Entries from a dataset of interfaces:
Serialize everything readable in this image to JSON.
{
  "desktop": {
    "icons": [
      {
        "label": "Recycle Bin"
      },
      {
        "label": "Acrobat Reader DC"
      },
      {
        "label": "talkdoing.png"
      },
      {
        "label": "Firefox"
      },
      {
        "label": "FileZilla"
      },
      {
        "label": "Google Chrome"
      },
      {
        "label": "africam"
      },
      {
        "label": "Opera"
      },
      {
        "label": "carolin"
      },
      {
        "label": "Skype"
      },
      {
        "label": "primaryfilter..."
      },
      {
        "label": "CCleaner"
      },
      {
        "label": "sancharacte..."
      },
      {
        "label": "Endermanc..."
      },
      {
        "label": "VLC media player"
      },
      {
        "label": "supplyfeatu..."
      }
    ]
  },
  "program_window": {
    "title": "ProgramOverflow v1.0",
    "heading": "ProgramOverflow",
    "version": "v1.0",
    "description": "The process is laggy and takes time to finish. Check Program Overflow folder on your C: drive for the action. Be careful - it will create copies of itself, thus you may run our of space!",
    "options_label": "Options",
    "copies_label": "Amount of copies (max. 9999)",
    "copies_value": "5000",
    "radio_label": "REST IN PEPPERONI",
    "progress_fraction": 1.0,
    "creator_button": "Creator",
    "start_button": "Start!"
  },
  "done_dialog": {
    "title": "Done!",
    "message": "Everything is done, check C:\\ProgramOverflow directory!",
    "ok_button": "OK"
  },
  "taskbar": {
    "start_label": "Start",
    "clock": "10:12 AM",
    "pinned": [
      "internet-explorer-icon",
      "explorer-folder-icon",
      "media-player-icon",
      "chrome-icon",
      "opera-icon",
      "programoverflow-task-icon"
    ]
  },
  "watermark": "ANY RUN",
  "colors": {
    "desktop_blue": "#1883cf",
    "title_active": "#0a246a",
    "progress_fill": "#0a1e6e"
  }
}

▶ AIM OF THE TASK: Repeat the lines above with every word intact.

▶ OUTPUT FOR THIS EXERCISE:
Serialize everything readable in this image to JSON.
{
  "desktop": {
    "icons": [
      {
        "label": "Recycle Bin"
      },
      {
        "label": "Acrobat Reader DC"
      },
      {
        "label": "talkdoing.png"
      },
      {
        "label": "Firefox"
      },
      {
        "label": "FileZilla"
      },
      {
        "label": "Google Chrome"
      },
      {
        "label": "africam"
      },
      {
        "label": "Opera"
      },
      {
        "label": "carolin"
      },
      {
        "label": "Skype"
      },
      {
        "label": "primaryfilter..."
      },
      {
        "label": "CCleaner"
      },
      {
        "label": "sancharacte..."
      },
      {
        "label": "Endermanc..."
      },
      {
        "label": "VLC media player"
      },
      {
        "label": "supplyfeatu..."
      }
    ]
  },
  "program_window": {
    "title": "ProgramOverflow v1.0",
    "heading": "ProgramOverflow",
    "version": "v1.0",
    "description": "The process is laggy and takes time to finish. Check Program Overflow folder on your C: drive for the action. Be careful - it will create copies of itself, thus you may run our of space!",
    "options_label": "Options",
    "copies_label": "Amount of copies (max. 9999)",
    "copies_value": "5000",
    "radio_label": "REST IN PEPPERONI",
    "progress_fraction": 1.0,
    "creator_button": "Creator",
    "start_button": "Start!"
  },
  "done_dialog": {
    "title": "Done!",
    "message": "Everything is done, check C:\\ProgramOverflow directory!",
    "ok_button": "OK"
  },
  "taskbar": {
    "start_label": "Start",
    "clock": "10:12 AM",
    "pinned": [
      "internet-explorer-icon",
      "explorer-folder-icon",
      "media-player-icon",
      "chrome-icon",
      "opera-icon",
      "programoverflow-task-icon"
    ]
  },
  "watermark": "ANY RUN",
  "colors": {
    "desktop_blue": "#1883cf",
    "title_active": "#0a246a",
    "progress_fill": "#0a1e6e"
  }
}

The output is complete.